%%
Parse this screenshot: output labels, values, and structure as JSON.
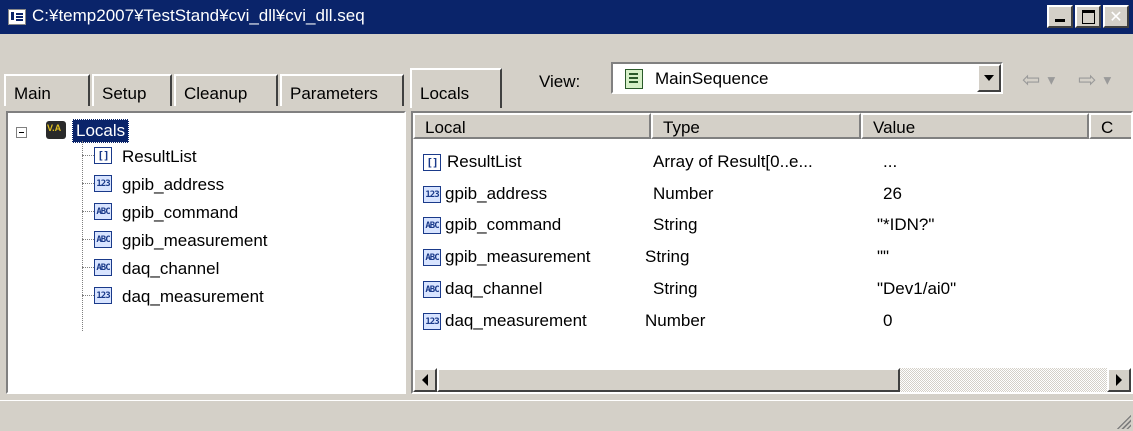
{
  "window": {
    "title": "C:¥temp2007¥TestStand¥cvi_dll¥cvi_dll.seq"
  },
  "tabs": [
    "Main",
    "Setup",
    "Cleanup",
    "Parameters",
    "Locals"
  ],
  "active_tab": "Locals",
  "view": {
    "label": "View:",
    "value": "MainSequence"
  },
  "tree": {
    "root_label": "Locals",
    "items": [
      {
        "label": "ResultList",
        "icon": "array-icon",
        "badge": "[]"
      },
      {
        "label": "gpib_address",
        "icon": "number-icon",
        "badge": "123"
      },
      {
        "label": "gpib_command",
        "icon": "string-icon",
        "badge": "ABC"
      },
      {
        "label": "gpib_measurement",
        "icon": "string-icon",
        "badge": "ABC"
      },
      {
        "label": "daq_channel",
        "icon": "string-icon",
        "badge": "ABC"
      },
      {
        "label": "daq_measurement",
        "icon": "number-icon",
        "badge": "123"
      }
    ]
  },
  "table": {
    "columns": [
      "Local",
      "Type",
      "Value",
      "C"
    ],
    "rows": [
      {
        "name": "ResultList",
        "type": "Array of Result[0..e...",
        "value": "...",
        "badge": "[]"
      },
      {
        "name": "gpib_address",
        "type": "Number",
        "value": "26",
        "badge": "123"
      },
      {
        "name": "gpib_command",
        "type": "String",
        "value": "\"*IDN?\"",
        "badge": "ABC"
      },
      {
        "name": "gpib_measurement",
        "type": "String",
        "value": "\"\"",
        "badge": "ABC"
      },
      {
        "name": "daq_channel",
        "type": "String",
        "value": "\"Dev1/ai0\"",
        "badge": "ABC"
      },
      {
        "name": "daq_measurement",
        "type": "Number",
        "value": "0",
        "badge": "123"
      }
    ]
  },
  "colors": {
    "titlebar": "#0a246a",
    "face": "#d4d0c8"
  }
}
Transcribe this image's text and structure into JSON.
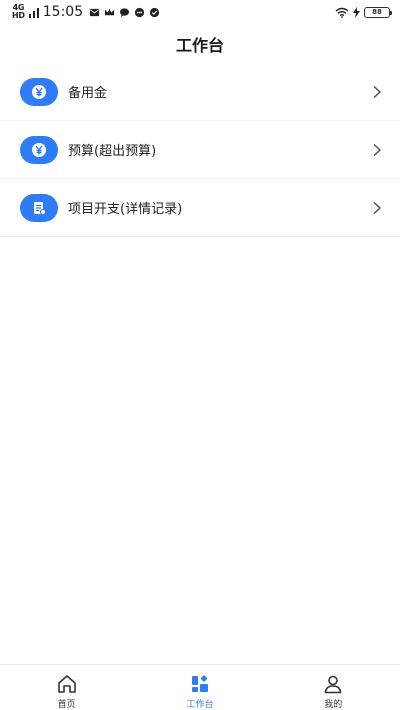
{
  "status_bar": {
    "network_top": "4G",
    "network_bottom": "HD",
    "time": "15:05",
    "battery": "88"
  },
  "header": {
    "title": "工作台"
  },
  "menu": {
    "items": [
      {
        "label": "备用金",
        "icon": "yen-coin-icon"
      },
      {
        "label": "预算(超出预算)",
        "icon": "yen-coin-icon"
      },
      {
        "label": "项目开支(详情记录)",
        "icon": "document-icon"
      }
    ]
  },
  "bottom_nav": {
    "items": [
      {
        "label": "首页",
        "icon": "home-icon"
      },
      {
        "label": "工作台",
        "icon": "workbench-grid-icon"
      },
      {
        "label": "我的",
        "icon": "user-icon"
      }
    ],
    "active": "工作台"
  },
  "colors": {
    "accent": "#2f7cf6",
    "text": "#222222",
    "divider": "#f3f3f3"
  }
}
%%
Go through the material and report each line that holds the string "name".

YOUR SOLUTION:
        "name": "ResultList",
        "name": "gpib_address",
        "name": "gpib_command",
        "name": "gpib_measurement",
        "name": "daq_channel",
        "name": "daq_measurement",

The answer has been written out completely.